The aims are twofold – firstly to look at the resilience of different varieties grown in different conditions in the UK and secondly to challenge growers to get the most out of their crops.
Emily Smith, AHDB Knowledge Transfer Manager, said: “We chose Fairing because it is the earliest of the new varieties, has some of the strongest agronomic features and serves as a baseline for modern genomes.
“Today’s modern varieties are achieving yield through increasing the growing period, which has significant issues for farmers growing in extreme conditions in marginal areas. We want to see how new genetics compare to old genetics, such as Golden Promise, by kind permission of McCreath Simpson and Prentice.”

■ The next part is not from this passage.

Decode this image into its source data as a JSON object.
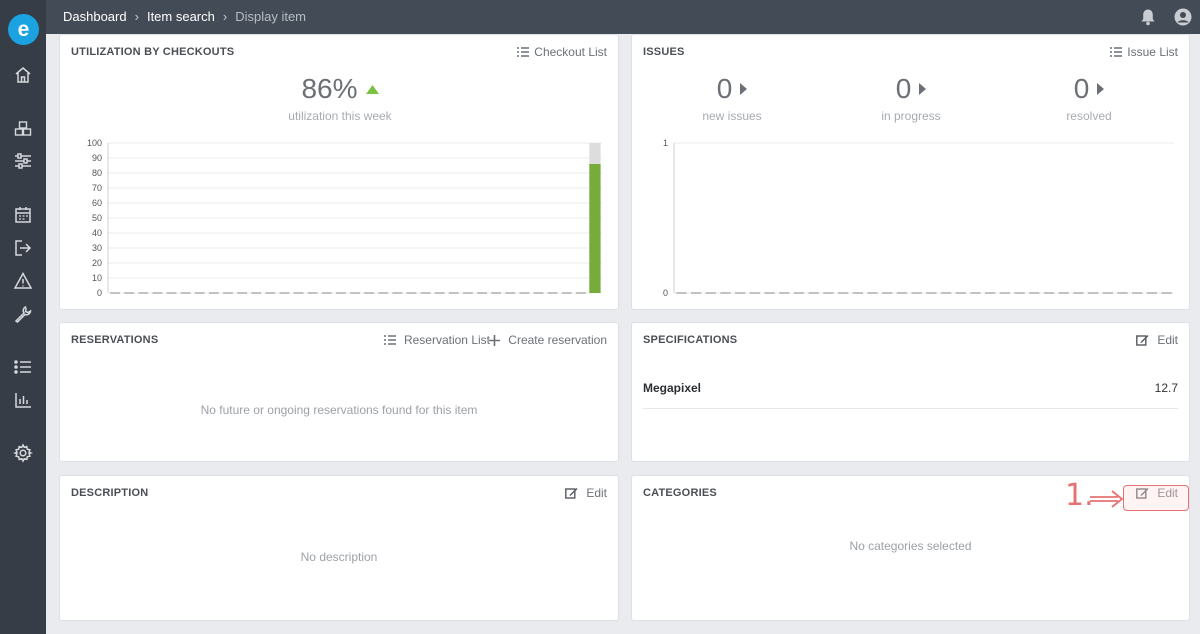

Emily and the team chose the Swedish and Finnish varieties – Anneli and Brage – in collaboration with the Agronomy Institute at Orkney College, University of Highlands and Islands. These two varieties were chosen as other north European cereal varieties have been grown in challenging conditions in recent years, including Shetland, and have been largely successful due to their early maturity.
The project began by taking baseline assessments of soil conditions, current varieties and crop performance.
“With the Monitor Farm network giving us full coverage of the UK,” Emily said, “we have the potential to do valuable testing across the full range of environmental conditions experienced by our farmers. Too often, technical advances are dismissed because they are not perceived to be relevant to a particular area and we need to address this if we are to help the industry innovate and move forward.”
Each site in the investigation will grow around 0.4ha each of Golden Promise, Fairing, Anneli and Brage for harvest 2018. Farmers will monitor the crop, measuring a broad list of agronomic and harvest information.
Throughout the investigation the monitor farmers and AHDB staff will be looking at a range of parameters: variety choice, growing conditions, disease resistance, fungicide performance, establishment, weed pressure and yield.
Shetland Monitor Farmers Kirsty and Aimee Budge grow approximately 25ha of Propino and Waggon spring barley at Bigton Farm on the South Mainland.
Kirsty said: “We are interested in looking at alternative varieties to increase yields but also withstand Shetland’s weather which is our biggest challenge. We usually sow in April and in 2017 the barley was harvested at a grain moisture ranging from 19 to 25 per cent – this was good given the unsettled weather. In 2016 the moisture was as high as 30 per cent.”
The UK-wide project will also bring together existing research projects and events – such as the Barley Mutants Workshop in June 2018 – covering different tillage systems, varieties and heritage varieties, in order to determine their application in a commercial environment.
AHDB Monitor Farms bring together groups of like-minded farmers who wish to improve their businesses by sharing performance information and best practice around a nationwide network of host farms. AHDB organises and facilitates Monitor Farm meetings for farmers, who own and operate the scheme – by farmers, for farmers. Monitor Farms are part of the AHDB Farm Excellence Platform. The Farm Excellence Platform inspires industry to improve performance and succeed through farmer-to-farmer knowledge exchange
The nine Monitor Farms in Scotland are run jointly with Quality Meat Scotland (QMS) with funding from the Scottish Government.
Monitor Farm benchmarking groups use Farmbench – AHDB’s new whole-farm benchmarking tool. For more information, visit farmbench.org.uk.
To find your nearest Monitor Farm visit cereals.ahdb.org.uk/monitorfarms.